→ Exercise directions: Repeat every record exactly, omitting the pictures.

----

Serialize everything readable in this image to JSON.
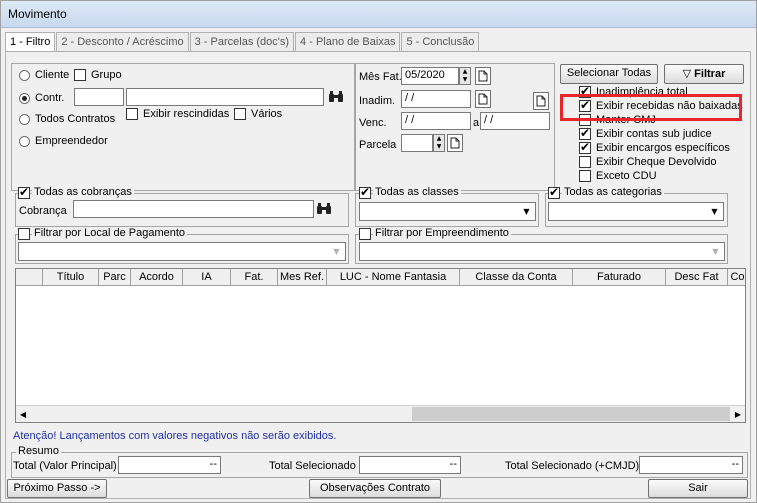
{
  "window": {
    "title": "Movimento"
  },
  "tabs": [
    {
      "label": "1 - Filtro"
    },
    {
      "label": "2 - Desconto / Acréscimo"
    },
    {
      "label": "3 - Parcelas (doc's)"
    },
    {
      "label": "4 - Plano de Baixas"
    },
    {
      "label": "5 - Conclusão"
    }
  ],
  "filter": {
    "radio_cliente": "Cliente",
    "check_grupo": "Grupo",
    "radio_contr": "Contr.",
    "check_rescindidas": "Exibir rescindidas",
    "check_varios": "Vários",
    "radio_todos": "Todos Contratos",
    "radio_empreendedor": "Empreendedor",
    "contr_value": "",
    "contr_name": ""
  },
  "dates": {
    "mes_fat_label": "Mês Fat.",
    "mes_fat_value": "05/2020",
    "inadim_label": "Inadim.",
    "inadim_value": " /  /",
    "venc_label": "Venc.",
    "venc_from": " /  /",
    "venc_sep": "a",
    "venc_to": " /  /",
    "parcela_label": "Parcela",
    "parcela_value": ""
  },
  "options": {
    "select_all": "Selecionar Todas",
    "filter_button": "Filtrar",
    "items": [
      {
        "label": "Inadimplência total",
        "checked": true
      },
      {
        "label": "Exibir recebidas não baixadas",
        "checked": true
      },
      {
        "label": "Manter CMJ",
        "checked": false
      },
      {
        "label": "Exibir contas sub judice",
        "checked": true
      },
      {
        "label": "Exibir encargos específicos",
        "checked": true
      },
      {
        "label": "Exibir Cheque Devolvido",
        "checked": false
      },
      {
        "label": "Exceto CDU",
        "checked": false
      }
    ]
  },
  "cobrancas": {
    "legend": "Todas as cobranças",
    "label": "Cobrança",
    "value": ""
  },
  "classes": {
    "legend": "Todas as classes"
  },
  "categorias": {
    "legend": "Todas as categorias"
  },
  "local_pagamento": {
    "legend": "Filtrar por Local de Pagamento"
  },
  "empreendimento": {
    "legend": "Filtrar por Empreendimento"
  },
  "grid": {
    "columns": [
      "Título",
      "Parc",
      "Acordo",
      "IA",
      "Fat.",
      "Mes Ref.",
      "LUC - Nome Fantasia",
      "Classe da Conta",
      "Faturado",
      "Desc Fat",
      "Co"
    ]
  },
  "warning": "Atenção! Lançamentos com valores negativos não serão exibidos.",
  "resumo": {
    "legend": "Resumo",
    "total_principal_label": "Total (Valor Principal)",
    "total_principal_value": "--",
    "total_sel_label": "Total Selecionado",
    "total_sel_value": "--",
    "total_cmjd_label": "Total Selecionado (+CMJD)",
    "total_cmjd_value": "--"
  },
  "footer": {
    "next": "Próximo Passo ->",
    "obs": "Observações Contrato",
    "exit": "Sair"
  }
}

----

→ Exercise answer:
Serialize everything readable in this image to JSON.
{
  "window": {
    "title": "Movimento"
  },
  "tabs": [
    {
      "label": "1 - Filtro"
    },
    {
      "label": "2 - Desconto / Acréscimo"
    },
    {
      "label": "3 - Parcelas (doc's)"
    },
    {
      "label": "4 - Plano de Baixas"
    },
    {
      "label": "5 - Conclusão"
    }
  ],
  "filter": {
    "radio_cliente": "Cliente",
    "check_grupo": "Grupo",
    "radio_contr": "Contr.",
    "check_rescindidas": "Exibir rescindidas",
    "check_varios": "Vários",
    "radio_todos": "Todos Contratos",
    "radio_empreendedor": "Empreendedor",
    "contr_value": "",
    "contr_name": ""
  },
  "dates": {
    "mes_fat_label": "Mês Fat.",
    "mes_fat_value": "05/2020",
    "inadim_label": "Inadim.",
    "inadim_value": " /  /",
    "venc_label": "Venc.",
    "venc_from": " /  /",
    "venc_sep": "a",
    "venc_to": " /  /",
    "parcela_label": "Parcela",
    "parcela_value": ""
  },
  "options": {
    "select_all": "Selecionar Todas",
    "filter_button": "Filtrar",
    "items": [
      {
        "label": "Inadimplência total",
        "checked": true
      },
      {
        "label": "Exibir recebidas não baixadas",
        "checked": true
      },
      {
        "label": "Manter CMJ",
        "checked": false
      },
      {
        "label": "Exibir contas sub judice",
        "checked": true
      },
      {
        "label": "Exibir encargos específicos",
        "checked": true
      },
      {
        "label": "Exibir Cheque Devolvido",
        "checked": false
      },
      {
        "label": "Exceto CDU",
        "checked": false
      }
    ]
  },
  "cobrancas": {
    "legend": "Todas as cobranças",
    "label": "Cobrança",
    "value": ""
  },
  "classes": {
    "legend": "Todas as classes"
  },
  "categorias": {
    "legend": "Todas as categorias"
  },
  "local_pagamento": {
    "legend": "Filtrar por Local de Pagamento"
  },
  "empreendimento": {
    "legend": "Filtrar por Empreendimento"
  },
  "grid": {
    "columns": [
      "Título",
      "Parc",
      "Acordo",
      "IA",
      "Fat.",
      "Mes Ref.",
      "LUC - Nome Fantasia",
      "Classe da Conta",
      "Faturado",
      "Desc Fat",
      "Co"
    ]
  },
  "warning": "Atenção! Lançamentos com valores negativos não serão exibidos.",
  "resumo": {
    "legend": "Resumo",
    "total_principal_label": "Total (Valor Principal)",
    "total_principal_value": "--",
    "total_sel_label": "Total Selecionado",
    "total_sel_value": "--",
    "total_cmjd_label": "Total Selecionado (+CMJD)",
    "total_cmjd_value": "--"
  },
  "footer": {
    "next": "Próximo Passo ->",
    "obs": "Observações Contrato",
    "exit": "Sair"
  }
}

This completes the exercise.